▸ **WORK TASK**: Go through the entries below and pick out every line with "label".
***** TASK MATERIAL
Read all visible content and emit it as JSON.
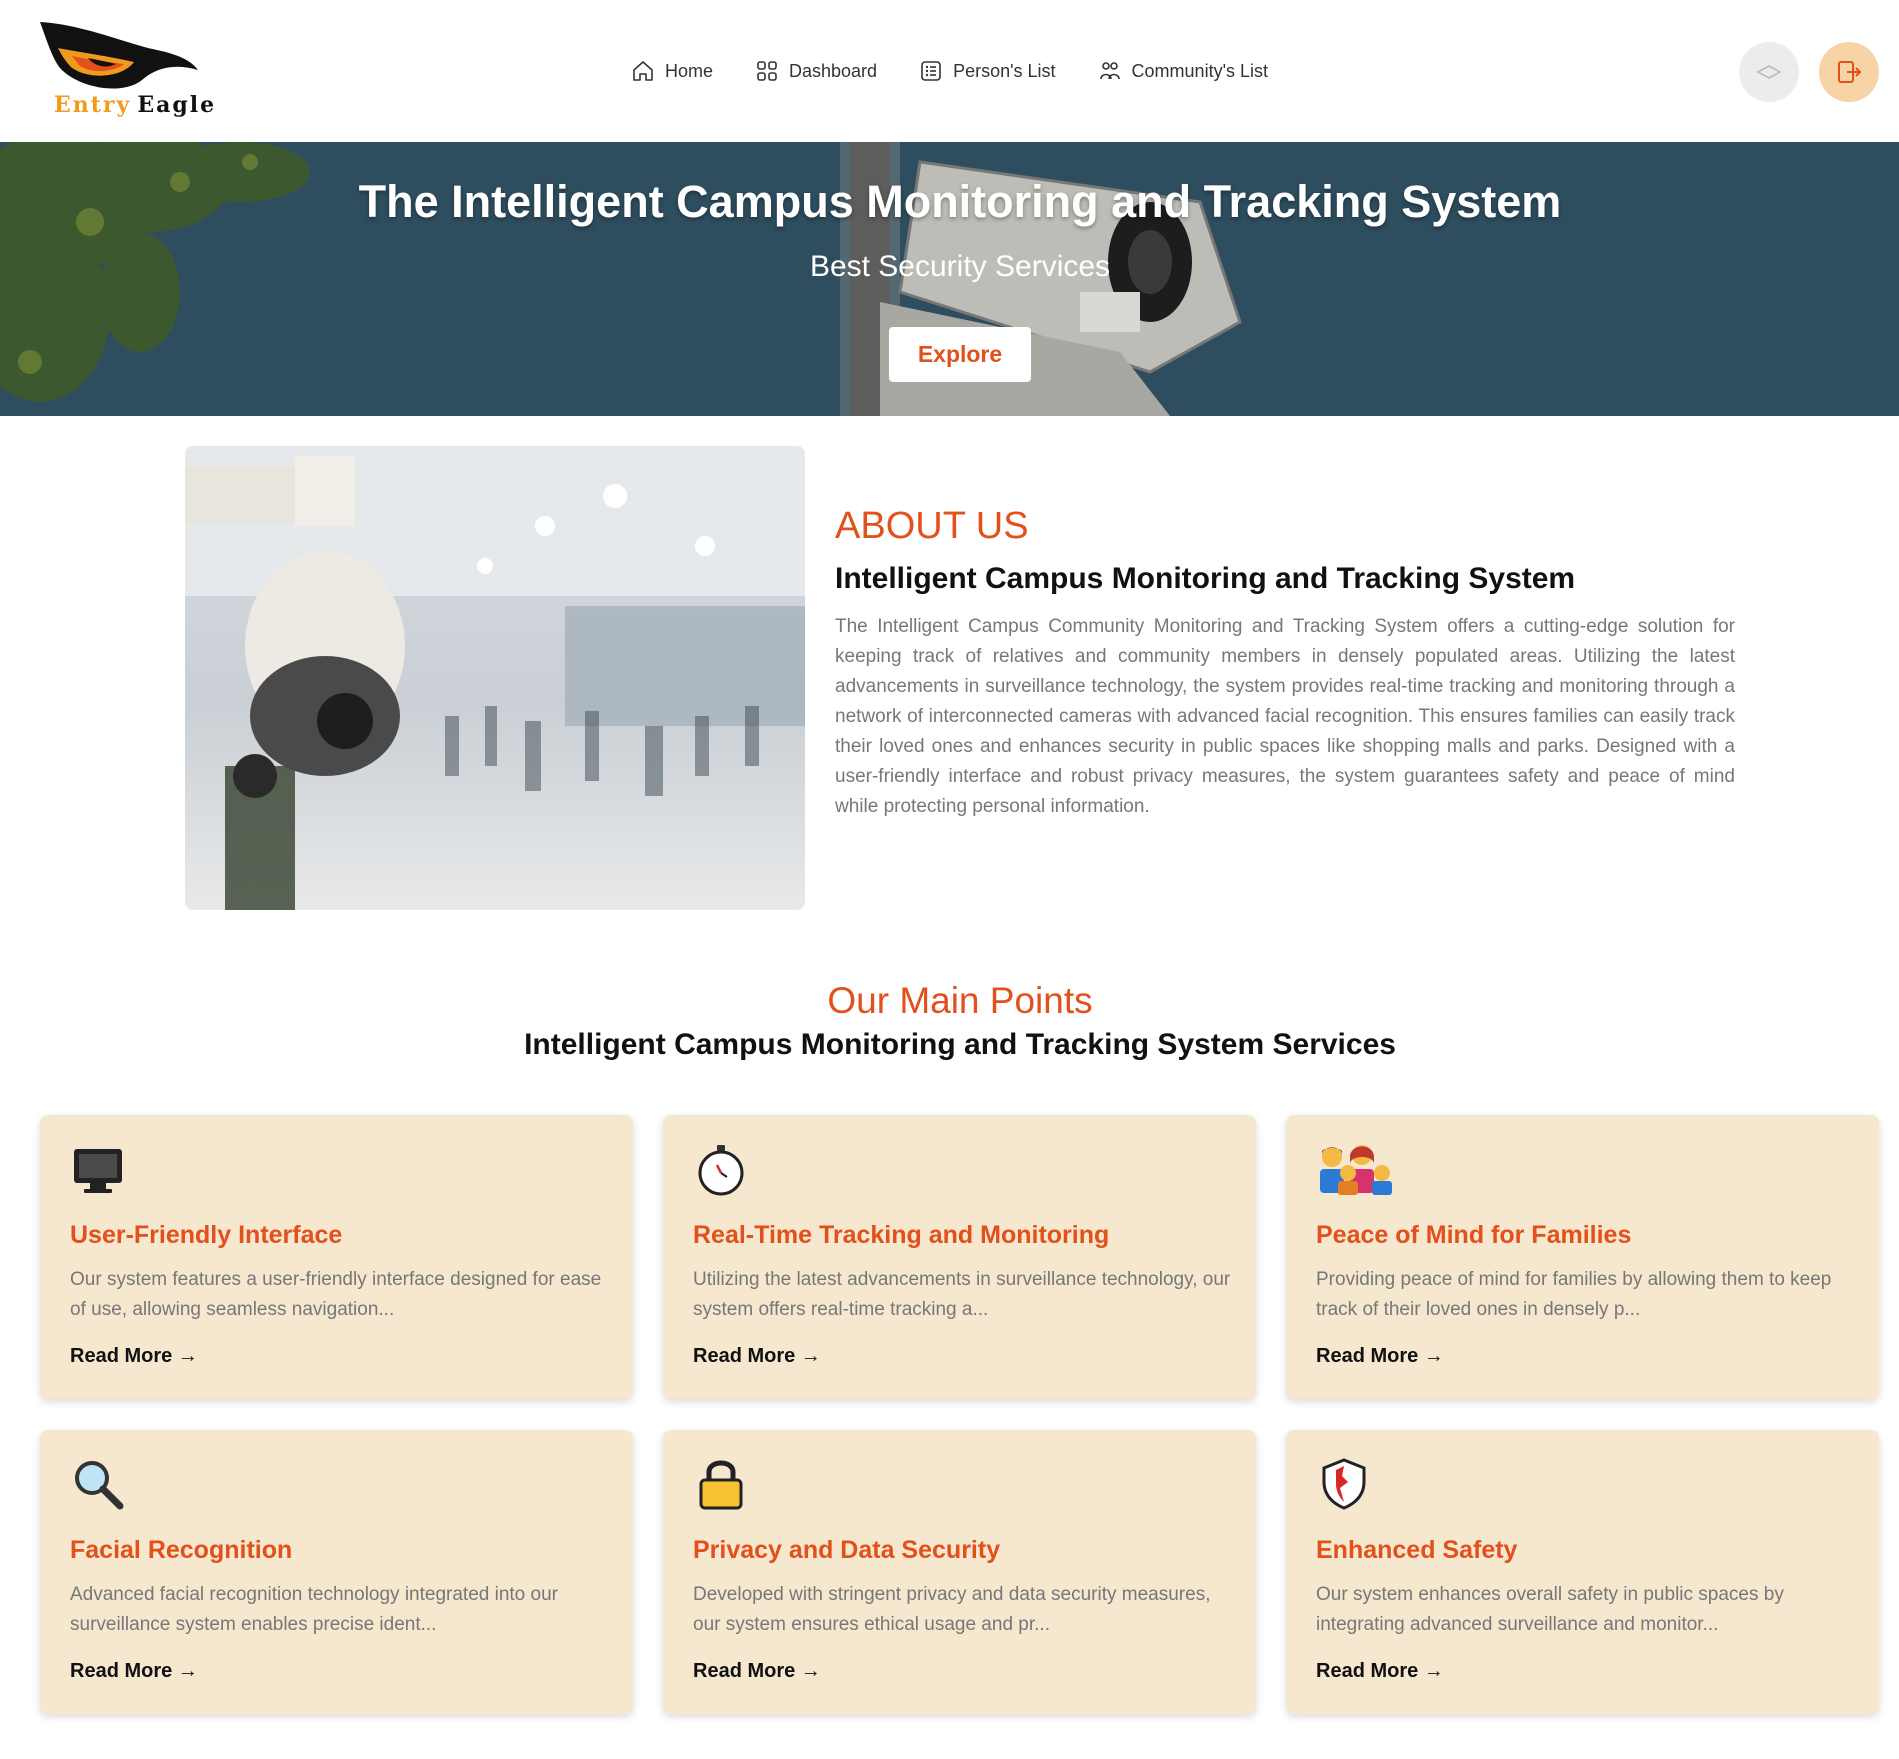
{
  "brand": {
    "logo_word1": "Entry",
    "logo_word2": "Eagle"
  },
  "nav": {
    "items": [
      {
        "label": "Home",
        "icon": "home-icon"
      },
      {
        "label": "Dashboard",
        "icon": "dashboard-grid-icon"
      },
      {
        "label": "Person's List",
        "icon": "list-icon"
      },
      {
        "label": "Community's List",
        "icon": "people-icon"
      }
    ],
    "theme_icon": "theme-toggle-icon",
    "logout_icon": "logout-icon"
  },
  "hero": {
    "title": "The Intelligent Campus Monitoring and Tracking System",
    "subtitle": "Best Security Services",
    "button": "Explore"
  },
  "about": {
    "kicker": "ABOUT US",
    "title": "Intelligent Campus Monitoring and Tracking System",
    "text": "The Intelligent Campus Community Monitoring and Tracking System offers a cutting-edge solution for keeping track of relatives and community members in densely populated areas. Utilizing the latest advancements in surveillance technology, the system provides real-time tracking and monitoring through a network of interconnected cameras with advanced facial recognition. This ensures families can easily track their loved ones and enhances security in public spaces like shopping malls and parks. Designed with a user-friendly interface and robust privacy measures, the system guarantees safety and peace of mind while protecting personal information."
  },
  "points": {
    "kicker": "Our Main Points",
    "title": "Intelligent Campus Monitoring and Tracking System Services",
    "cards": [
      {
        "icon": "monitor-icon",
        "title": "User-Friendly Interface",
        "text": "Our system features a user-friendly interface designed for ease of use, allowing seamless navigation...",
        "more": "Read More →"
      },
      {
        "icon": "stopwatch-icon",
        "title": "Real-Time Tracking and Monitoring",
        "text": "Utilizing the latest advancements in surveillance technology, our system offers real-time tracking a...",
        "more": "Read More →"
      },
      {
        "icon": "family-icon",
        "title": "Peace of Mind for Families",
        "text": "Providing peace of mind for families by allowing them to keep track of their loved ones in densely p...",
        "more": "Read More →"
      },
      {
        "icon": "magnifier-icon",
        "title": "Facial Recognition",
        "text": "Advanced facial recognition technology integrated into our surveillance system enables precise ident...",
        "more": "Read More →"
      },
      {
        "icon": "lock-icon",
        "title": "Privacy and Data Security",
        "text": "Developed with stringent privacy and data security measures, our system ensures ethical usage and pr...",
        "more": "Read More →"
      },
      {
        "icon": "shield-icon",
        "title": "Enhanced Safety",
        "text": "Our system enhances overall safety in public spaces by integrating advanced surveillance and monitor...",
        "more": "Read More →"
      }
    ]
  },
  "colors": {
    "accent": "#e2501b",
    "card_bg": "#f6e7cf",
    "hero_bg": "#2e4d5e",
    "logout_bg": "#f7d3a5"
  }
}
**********
▸ **ANSWER**:
        "label": "Home",
        "label": "Dashboard",
        "label": "Person's List",
        "label": "Community's List",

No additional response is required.